This idea has actually been around for fifty years. In 1965, psychologist Bruce Tuckman introduced the team development model called “Forming, Storming, Norming, and Performing” which describes the stages that transform a group of strangers into a united group with commons goals.
In the forming stage, the team members and leader are getting to know one another, learning how they work, becoming aware of needs, and how to motivate. Trust is being built.
In the storming stage, trust is threatened and some conflict may arise between team members. This may lead to some innovative outcomes but also can lead to collusion, negativity and fights. Some may even choose to leave the team. This is where a leader learns to reconcile differences.
In the norming stage, the team and its leader have been through the storm and are now figuring out how to rebuild and function in a trustful environment.
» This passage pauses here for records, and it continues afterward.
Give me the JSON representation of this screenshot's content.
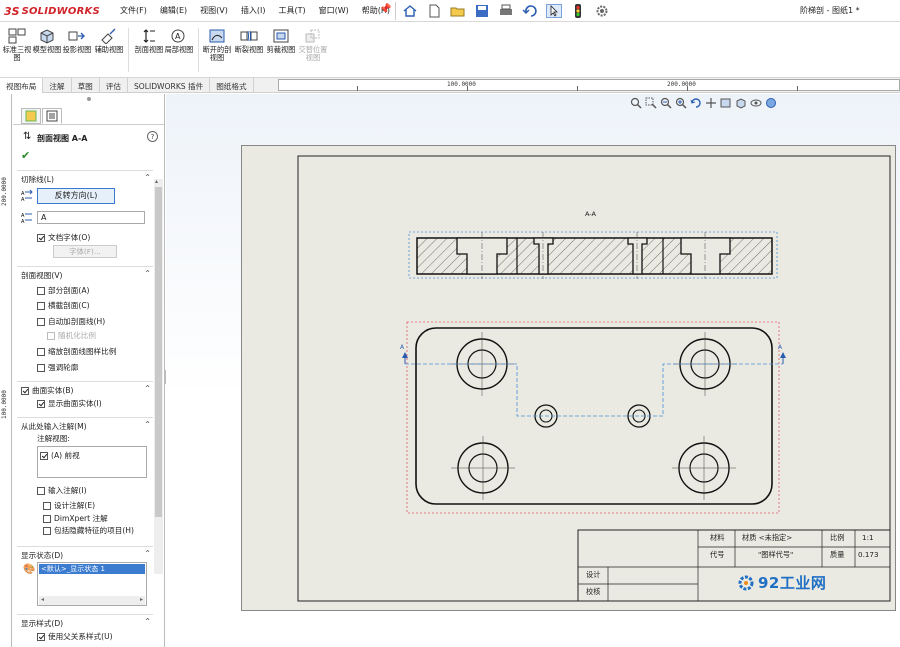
{
  "app": {
    "logo_ds": "3S",
    "logo_name": "SOLIDWORKS",
    "window_title": "阶梯剖 - 图纸1 *",
    "menus": [
      "文件(F)",
      "编辑(E)",
      "视图(V)",
      "插入(I)",
      "工具(T)",
      "窗口(W)",
      "帮助(H)"
    ]
  },
  "ribbon": {
    "buttons": [
      {
        "label": "标准三视图",
        "enabled": true
      },
      {
        "label": "模型视图",
        "enabled": true
      },
      {
        "label": "投影视图",
        "enabled": true
      },
      {
        "label": "辅助视图",
        "enabled": true
      },
      {
        "label": "剖面视图",
        "enabled": true
      },
      {
        "label": "局部视图",
        "enabled": true
      },
      {
        "label": "断开的剖视图",
        "enabled": true
      },
      {
        "label": "断裂视图",
        "enabled": true
      },
      {
        "label": "剪裁视图",
        "enabled": true
      },
      {
        "label": "交替位置视图",
        "enabled": false
      }
    ]
  },
  "tabs": [
    "视图布局",
    "注解",
    "草图",
    "评估",
    "SOLIDWORKS 插件",
    "图纸格式"
  ],
  "rulers": {
    "top": [
      "100.0000",
      "200.0000"
    ],
    "left": [
      "200.0000",
      "100.0000"
    ]
  },
  "panel": {
    "title": "剖面视图 A-A",
    "help": "?",
    "cutline": {
      "header": "切除线(L)",
      "flip_button": "反转方向(L)",
      "label_value": "A",
      "doc_font": "文档字体(O)",
      "font_button": "字体(F)..."
    },
    "section_view": {
      "header": "剖面视图(V)",
      "items": [
        {
          "label": "部分剖面(A)",
          "checked": false,
          "enabled": true
        },
        {
          "label": "横截剖面(C)",
          "checked": false,
          "enabled": true
        },
        {
          "label": "自动加剖面线(H)",
          "checked": false,
          "enabled": true
        },
        {
          "label": "随机化比例",
          "checked": false,
          "enabled": false
        },
        {
          "label": "缩放剖面线图样比例",
          "checked": false,
          "enabled": true
        },
        {
          "label": "强调轮廓",
          "checked": false,
          "enabled": true
        }
      ]
    },
    "surface_bodies": {
      "header": "曲面实体(B)",
      "item": "显示曲面实体(I)"
    },
    "import_annotations": {
      "header": "从此处输入注解(M)",
      "annot_views_label": "注解视图:",
      "annot_view_item": "(A) 前视",
      "import_label": "输入注解(I)",
      "sub_items": [
        "设计注解(E)",
        "DimXpert 注解",
        "包括隐藏特征的项目(H)"
      ]
    },
    "display_state": {
      "header": "显示状态(D)",
      "selected": "<默认>_显示状态 1"
    },
    "display_style": {
      "header": "显示样式(D)",
      "item": "使用父关系样式(U)"
    }
  },
  "drawing": {
    "section_label": "A-A",
    "cut_arrow_label": "A",
    "title_block": {
      "material_label": "材料",
      "material_value": "材质 <未指定>",
      "scale_label": "比例",
      "scale_value": "1:1",
      "code_label": "代号",
      "code_value": "\"图样代号\"",
      "mass_label": "质量",
      "mass_value": "0.173",
      "design_label": "设计",
      "check_label": "校核",
      "watermark": "92工业网"
    }
  },
  "colors": {
    "accent": "#2a5db0",
    "sheet": "#eaeae2",
    "preview_box": "#e05a6a",
    "view_box": "#4a8fd8",
    "watermark": "#1f6fc4",
    "ok": "#2a8a2a"
  }
}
People start to resolve their differences, appreciate colleagues’ strengths, and respect the leader’s authority.
In the performing stage, trust has become the norm. Hard work prevails and leads to achievement of the team’s goals. Yet, it is important that the team leader and its members make an effort to continue to cultivate trust and check in to make sure it is still strong.
Here are seven ways a manager can build trust in a team.
Be consistent in your behavior. Don’t act one way with customers and another way with your team. Have one face.
Hold your commitment. Be sure that you do what you say. If you can’t or are unsure, say so. Tell your team that you are “not sure if this is going to work, but my intention is that it is going to.”
Always respond to email. Not responding to email is one of the biggest trust breakers. You can set a precedent for how long. Typically, within one business day is acceptable.
Care about the people on your team. Find out what is going on at home. Ask what they are feeling emotionally, physically, and mentally. See your employee as a whole person, not just a team member that brings results.
Be congruent with your values. If you pronounce values, e.g. a team brand statement that emphasizes integrity, be sure that you uphold that value to the nth degree. Sometimes we spout things and don’t know how to uphold them. If you don’t know how, don’t spout them.
Don’t shy away from conflict. When someone has a problem and comes to you, dig into it. Use your coaching skills to uncover the issue and brainstorm a solution. Be willing to sit on the same side of the table with them.
Get in person or on the phone. When communication is going awry and feelings are getting hurt, don’t keep sending emails. Connect with people directly. Hearing a voice can repair, save, and heal most situations.
While trust is an extremely powerful component of a successful team, it can easily be broken. Always work to make sure it is there and still strong. Otherwise, your team will never live up to its potential.